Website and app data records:
══════════════════════════════
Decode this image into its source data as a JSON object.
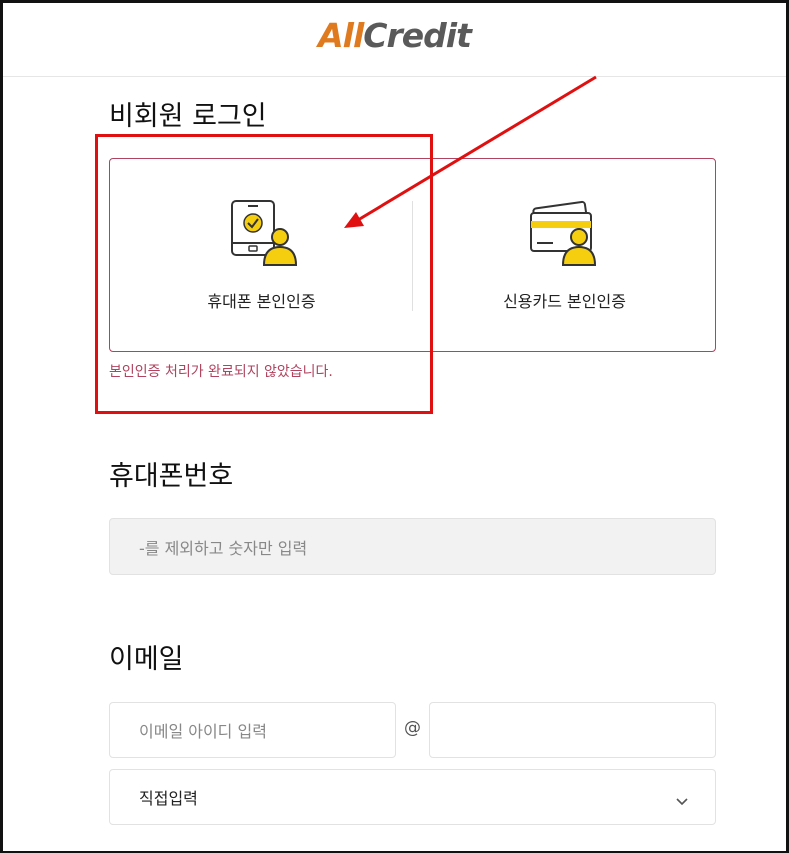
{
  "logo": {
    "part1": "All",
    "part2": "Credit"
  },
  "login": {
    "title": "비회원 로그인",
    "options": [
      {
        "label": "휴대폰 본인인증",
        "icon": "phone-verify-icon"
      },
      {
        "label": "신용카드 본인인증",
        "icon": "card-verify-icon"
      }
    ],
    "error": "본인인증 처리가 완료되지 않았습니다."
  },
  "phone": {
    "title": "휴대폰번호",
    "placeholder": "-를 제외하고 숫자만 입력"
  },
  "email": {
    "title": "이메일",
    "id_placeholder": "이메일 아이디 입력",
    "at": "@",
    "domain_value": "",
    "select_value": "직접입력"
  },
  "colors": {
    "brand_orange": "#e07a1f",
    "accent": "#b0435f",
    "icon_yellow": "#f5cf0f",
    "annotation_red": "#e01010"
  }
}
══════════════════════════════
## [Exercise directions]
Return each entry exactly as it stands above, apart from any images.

## [Finished task]
Decode this image into its source data as a JSON object.
{
  "logo": {
    "part1": "All",
    "part2": "Credit"
  },
  "login": {
    "title": "비회원 로그인",
    "options": [
      {
        "label": "휴대폰 본인인증",
        "icon": "phone-verify-icon"
      },
      {
        "label": "신용카드 본인인증",
        "icon": "card-verify-icon"
      }
    ],
    "error": "본인인증 처리가 완료되지 않았습니다."
  },
  "phone": {
    "title": "휴대폰번호",
    "placeholder": "-를 제외하고 숫자만 입력"
  },
  "email": {
    "title": "이메일",
    "id_placeholder": "이메일 아이디 입력",
    "at": "@",
    "domain_value": "",
    "select_value": "직접입력"
  },
  "colors": {
    "brand_orange": "#e07a1f",
    "accent": "#b0435f",
    "icon_yellow": "#f5cf0f",
    "annotation_red": "#e01010"
  }
}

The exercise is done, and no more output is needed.